#### ACTIVITY
Every line of the material that mentions the word "title" should be copied out.

● ● ● ● ● ● ●

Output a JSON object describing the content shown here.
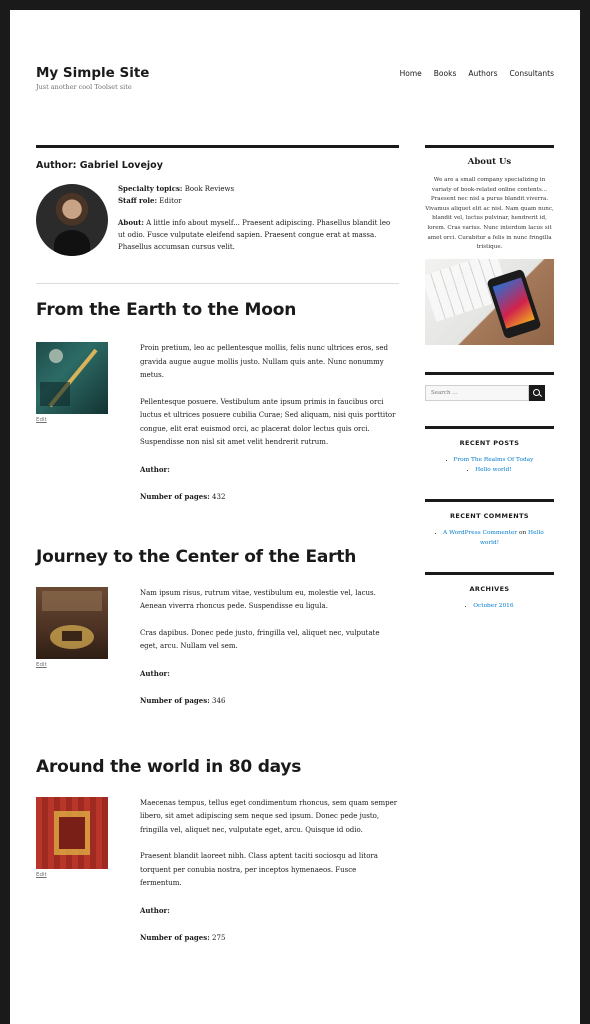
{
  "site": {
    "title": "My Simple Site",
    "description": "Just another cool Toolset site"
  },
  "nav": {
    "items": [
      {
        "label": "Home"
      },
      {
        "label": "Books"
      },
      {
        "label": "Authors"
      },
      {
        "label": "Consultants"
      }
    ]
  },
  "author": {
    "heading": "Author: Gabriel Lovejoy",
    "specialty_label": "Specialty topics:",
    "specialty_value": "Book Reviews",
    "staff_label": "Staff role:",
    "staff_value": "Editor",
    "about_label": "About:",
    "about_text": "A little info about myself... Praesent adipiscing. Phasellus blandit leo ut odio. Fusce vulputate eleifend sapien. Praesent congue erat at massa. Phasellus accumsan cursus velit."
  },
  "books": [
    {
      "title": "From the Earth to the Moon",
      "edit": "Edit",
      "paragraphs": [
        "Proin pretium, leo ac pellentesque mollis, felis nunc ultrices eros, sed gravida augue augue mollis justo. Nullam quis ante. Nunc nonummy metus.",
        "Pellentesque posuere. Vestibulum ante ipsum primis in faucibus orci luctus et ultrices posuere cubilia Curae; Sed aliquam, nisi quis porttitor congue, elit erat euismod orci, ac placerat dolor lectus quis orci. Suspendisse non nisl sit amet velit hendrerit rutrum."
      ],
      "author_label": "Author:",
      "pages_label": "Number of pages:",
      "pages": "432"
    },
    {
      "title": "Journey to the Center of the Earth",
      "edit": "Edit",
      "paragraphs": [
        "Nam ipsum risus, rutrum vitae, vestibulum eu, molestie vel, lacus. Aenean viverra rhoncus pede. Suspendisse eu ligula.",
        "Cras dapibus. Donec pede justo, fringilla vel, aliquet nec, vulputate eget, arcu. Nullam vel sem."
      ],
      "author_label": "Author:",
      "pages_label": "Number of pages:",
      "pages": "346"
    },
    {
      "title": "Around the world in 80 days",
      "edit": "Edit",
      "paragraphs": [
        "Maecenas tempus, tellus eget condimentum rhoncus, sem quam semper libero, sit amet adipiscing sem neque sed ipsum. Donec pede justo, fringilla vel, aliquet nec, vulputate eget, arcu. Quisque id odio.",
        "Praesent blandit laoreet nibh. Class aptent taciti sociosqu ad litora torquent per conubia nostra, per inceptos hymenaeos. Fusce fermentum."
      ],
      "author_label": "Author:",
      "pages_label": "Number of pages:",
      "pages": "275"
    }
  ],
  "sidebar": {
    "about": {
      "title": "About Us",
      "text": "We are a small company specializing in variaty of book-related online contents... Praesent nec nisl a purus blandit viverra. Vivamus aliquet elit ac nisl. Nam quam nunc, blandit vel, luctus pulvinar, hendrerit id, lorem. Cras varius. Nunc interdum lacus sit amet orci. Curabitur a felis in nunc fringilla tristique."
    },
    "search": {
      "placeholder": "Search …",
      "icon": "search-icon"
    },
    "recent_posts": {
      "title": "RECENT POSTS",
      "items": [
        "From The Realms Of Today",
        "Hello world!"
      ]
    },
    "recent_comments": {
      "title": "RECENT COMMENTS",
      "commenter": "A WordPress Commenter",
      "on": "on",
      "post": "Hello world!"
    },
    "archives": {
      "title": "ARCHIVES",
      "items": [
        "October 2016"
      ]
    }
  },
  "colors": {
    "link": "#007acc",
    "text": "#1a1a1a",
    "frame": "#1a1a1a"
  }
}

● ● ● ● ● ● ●

#### RESULT FOR THIS EXERCISE
    "title": "My Simple Site",
      "title": "From the Earth to the Moon",
      "title": "Journey to the Center of the Earth",
      "title": "Around the world in 80 days",
      "title": "About Us",
      "title": "RECENT POSTS",
      "title": "RECENT COMMENTS",
      "title": "ARCHIVES",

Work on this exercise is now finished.